## Task brief:
Look through the lines below, find those with the word "JSON", and copy them.

## Dataset:
▬▬▬

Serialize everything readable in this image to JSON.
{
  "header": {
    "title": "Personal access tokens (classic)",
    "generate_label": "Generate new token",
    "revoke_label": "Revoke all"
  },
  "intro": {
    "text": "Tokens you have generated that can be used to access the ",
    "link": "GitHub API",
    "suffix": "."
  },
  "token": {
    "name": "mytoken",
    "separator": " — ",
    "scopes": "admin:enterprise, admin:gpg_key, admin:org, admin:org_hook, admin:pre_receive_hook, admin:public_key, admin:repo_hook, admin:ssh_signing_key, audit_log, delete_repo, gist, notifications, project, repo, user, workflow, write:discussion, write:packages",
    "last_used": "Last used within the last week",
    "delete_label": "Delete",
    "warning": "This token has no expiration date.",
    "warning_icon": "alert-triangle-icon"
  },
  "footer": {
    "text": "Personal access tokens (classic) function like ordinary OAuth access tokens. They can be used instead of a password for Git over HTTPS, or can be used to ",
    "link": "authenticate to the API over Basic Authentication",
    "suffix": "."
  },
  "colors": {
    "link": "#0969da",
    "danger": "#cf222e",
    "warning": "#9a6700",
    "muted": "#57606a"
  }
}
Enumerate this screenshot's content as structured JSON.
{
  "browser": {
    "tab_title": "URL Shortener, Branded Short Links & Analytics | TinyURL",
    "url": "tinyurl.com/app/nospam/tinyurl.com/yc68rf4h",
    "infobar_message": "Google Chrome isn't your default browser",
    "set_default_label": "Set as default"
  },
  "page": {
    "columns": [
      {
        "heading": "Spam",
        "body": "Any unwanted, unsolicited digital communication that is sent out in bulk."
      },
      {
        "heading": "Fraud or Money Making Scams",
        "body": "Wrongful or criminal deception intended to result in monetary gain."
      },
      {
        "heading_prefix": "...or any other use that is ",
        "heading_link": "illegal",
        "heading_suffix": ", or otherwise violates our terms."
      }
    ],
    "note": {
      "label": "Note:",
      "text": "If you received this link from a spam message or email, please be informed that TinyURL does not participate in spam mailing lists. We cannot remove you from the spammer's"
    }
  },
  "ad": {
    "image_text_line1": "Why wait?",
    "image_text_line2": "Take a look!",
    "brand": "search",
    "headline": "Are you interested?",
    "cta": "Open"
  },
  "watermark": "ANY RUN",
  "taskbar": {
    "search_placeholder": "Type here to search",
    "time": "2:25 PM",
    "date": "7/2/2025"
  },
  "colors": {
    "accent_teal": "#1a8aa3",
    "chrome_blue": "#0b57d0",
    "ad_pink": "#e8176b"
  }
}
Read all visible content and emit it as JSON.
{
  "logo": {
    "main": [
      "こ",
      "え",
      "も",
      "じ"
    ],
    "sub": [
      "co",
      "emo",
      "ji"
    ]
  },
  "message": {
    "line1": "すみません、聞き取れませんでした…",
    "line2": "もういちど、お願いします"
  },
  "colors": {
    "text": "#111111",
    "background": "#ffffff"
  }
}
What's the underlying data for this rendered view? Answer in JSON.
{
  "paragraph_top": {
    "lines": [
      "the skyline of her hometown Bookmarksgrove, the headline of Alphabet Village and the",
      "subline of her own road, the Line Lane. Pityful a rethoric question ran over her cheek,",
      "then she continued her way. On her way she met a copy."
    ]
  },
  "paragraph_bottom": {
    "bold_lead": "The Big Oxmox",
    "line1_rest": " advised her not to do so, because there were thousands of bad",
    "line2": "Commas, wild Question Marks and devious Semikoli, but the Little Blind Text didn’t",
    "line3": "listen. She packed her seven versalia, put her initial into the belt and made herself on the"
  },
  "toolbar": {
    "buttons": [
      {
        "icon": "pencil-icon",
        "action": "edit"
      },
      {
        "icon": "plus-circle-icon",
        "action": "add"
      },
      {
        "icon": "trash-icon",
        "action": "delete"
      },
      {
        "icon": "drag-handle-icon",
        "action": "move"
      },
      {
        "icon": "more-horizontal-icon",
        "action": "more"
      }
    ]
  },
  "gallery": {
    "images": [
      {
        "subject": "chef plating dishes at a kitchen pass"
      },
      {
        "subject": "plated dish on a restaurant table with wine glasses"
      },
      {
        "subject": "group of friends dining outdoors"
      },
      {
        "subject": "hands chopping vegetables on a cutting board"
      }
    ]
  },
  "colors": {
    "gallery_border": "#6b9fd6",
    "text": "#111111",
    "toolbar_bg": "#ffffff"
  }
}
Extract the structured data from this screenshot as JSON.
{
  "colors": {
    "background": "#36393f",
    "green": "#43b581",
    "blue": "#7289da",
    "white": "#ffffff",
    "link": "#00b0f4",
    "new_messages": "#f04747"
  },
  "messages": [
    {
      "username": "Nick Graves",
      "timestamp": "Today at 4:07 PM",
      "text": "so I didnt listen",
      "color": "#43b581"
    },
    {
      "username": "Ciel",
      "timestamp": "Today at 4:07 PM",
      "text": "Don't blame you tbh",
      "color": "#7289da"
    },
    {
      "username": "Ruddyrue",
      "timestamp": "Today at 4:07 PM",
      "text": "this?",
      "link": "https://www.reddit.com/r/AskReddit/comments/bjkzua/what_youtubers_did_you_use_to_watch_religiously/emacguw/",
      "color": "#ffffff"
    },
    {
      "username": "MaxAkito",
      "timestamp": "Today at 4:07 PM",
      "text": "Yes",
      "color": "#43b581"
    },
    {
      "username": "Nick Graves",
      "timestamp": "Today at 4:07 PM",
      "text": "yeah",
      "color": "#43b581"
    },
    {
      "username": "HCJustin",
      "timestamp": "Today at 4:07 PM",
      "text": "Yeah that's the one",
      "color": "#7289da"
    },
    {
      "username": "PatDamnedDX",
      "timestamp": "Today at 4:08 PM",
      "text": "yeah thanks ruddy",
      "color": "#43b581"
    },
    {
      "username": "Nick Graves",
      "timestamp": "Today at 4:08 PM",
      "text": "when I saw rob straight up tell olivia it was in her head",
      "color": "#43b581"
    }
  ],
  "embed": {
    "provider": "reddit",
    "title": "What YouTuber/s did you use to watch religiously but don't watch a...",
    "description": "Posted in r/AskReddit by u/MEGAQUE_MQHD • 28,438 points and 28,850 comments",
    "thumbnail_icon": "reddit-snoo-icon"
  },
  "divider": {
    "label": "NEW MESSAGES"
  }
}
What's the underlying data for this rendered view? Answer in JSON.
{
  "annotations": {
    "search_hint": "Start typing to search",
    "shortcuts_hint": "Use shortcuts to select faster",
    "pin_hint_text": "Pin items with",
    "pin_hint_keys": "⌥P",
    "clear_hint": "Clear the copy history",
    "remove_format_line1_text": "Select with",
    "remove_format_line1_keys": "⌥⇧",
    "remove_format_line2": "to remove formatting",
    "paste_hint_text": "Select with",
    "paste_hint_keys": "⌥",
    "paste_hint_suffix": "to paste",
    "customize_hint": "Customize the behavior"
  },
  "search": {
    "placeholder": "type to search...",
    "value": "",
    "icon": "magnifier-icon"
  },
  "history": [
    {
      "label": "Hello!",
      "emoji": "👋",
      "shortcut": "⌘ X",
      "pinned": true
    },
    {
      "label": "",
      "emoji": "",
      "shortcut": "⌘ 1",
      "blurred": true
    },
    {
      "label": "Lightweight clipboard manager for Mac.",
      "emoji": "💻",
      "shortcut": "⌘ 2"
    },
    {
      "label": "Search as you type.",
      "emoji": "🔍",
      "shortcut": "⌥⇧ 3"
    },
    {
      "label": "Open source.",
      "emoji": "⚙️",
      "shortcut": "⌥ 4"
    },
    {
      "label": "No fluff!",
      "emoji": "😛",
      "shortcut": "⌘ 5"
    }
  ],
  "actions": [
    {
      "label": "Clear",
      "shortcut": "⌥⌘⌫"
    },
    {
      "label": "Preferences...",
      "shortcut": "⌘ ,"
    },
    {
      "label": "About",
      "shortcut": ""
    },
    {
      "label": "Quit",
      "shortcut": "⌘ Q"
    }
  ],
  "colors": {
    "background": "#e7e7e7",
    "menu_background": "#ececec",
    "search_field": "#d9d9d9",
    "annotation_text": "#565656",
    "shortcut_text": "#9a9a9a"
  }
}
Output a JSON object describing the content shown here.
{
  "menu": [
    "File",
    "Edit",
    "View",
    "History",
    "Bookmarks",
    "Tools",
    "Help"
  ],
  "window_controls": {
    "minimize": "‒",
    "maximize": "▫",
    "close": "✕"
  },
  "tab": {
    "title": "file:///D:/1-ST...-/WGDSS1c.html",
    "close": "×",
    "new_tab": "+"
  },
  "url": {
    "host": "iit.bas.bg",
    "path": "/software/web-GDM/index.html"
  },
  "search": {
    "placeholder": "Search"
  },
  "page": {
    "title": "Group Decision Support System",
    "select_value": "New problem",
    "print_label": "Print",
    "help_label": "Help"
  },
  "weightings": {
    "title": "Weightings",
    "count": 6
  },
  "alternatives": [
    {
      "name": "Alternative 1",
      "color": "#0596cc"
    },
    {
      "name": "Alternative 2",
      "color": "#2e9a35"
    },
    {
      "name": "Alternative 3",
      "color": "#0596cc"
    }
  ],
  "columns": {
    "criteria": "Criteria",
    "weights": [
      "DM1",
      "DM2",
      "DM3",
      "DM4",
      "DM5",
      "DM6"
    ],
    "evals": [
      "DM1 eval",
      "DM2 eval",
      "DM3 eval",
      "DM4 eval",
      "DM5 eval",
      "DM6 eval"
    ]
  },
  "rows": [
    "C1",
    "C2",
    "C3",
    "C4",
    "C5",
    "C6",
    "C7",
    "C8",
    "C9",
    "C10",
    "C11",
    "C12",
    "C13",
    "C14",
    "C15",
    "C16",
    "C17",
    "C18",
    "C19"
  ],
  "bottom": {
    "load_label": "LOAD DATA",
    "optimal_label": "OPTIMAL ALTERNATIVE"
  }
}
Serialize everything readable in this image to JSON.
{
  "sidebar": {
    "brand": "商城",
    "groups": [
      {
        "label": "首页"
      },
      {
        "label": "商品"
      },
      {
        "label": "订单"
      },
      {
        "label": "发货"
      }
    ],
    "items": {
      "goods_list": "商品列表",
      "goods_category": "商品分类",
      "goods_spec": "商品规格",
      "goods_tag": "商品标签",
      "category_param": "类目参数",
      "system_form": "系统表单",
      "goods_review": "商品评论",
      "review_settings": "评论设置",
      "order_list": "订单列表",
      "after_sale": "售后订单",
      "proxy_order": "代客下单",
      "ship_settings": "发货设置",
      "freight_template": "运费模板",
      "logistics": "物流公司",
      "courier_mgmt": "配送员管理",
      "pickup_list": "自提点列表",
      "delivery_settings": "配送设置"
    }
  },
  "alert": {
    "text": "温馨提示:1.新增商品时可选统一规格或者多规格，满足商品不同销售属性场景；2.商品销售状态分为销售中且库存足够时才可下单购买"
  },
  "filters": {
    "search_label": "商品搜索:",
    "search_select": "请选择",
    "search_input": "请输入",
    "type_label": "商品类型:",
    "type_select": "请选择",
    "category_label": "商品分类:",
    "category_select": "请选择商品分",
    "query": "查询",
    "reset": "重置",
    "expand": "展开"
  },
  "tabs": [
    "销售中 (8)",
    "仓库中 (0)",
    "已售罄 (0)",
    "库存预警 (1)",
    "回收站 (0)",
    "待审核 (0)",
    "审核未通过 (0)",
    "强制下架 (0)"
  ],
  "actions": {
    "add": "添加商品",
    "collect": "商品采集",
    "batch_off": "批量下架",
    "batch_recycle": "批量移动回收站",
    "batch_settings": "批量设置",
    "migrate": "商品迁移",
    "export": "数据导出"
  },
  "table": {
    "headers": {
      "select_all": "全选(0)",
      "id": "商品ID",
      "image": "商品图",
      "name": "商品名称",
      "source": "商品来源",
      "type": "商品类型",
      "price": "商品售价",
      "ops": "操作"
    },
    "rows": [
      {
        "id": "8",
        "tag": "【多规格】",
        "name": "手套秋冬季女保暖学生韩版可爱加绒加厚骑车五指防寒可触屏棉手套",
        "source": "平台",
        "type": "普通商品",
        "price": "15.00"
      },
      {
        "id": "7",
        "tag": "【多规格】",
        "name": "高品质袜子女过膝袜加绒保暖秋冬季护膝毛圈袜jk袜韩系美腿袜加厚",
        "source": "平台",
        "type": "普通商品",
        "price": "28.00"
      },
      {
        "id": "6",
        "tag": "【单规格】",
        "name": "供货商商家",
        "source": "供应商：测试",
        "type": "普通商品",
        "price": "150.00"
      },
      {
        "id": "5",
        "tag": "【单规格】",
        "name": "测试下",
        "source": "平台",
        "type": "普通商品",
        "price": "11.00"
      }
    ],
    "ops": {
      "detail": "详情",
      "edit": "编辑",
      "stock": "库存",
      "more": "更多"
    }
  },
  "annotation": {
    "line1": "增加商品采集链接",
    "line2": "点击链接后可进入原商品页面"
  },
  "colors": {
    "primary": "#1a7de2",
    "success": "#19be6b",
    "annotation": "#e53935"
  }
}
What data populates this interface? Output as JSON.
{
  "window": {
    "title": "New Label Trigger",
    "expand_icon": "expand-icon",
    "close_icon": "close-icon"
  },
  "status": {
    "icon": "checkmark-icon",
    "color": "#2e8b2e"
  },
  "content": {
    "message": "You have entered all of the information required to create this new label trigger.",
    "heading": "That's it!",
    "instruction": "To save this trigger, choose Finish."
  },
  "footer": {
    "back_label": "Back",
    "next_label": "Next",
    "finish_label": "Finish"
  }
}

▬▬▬

## Solution to this problem:
Serialize everything readable in this image to JSON.
Enumerate this screenshot's content as structured JSON.
Read all visible content and emit it as JSON.
What's the underlying data for this rendered view? Answer in JSON.
Extract the structured data from this screenshot as JSON.
What's the underlying data for this rendered view? Answer in JSON.
Output a JSON object describing the content shown here.
Serialize everything readable in this image to JSON.
What data populates this interface? Output as JSON.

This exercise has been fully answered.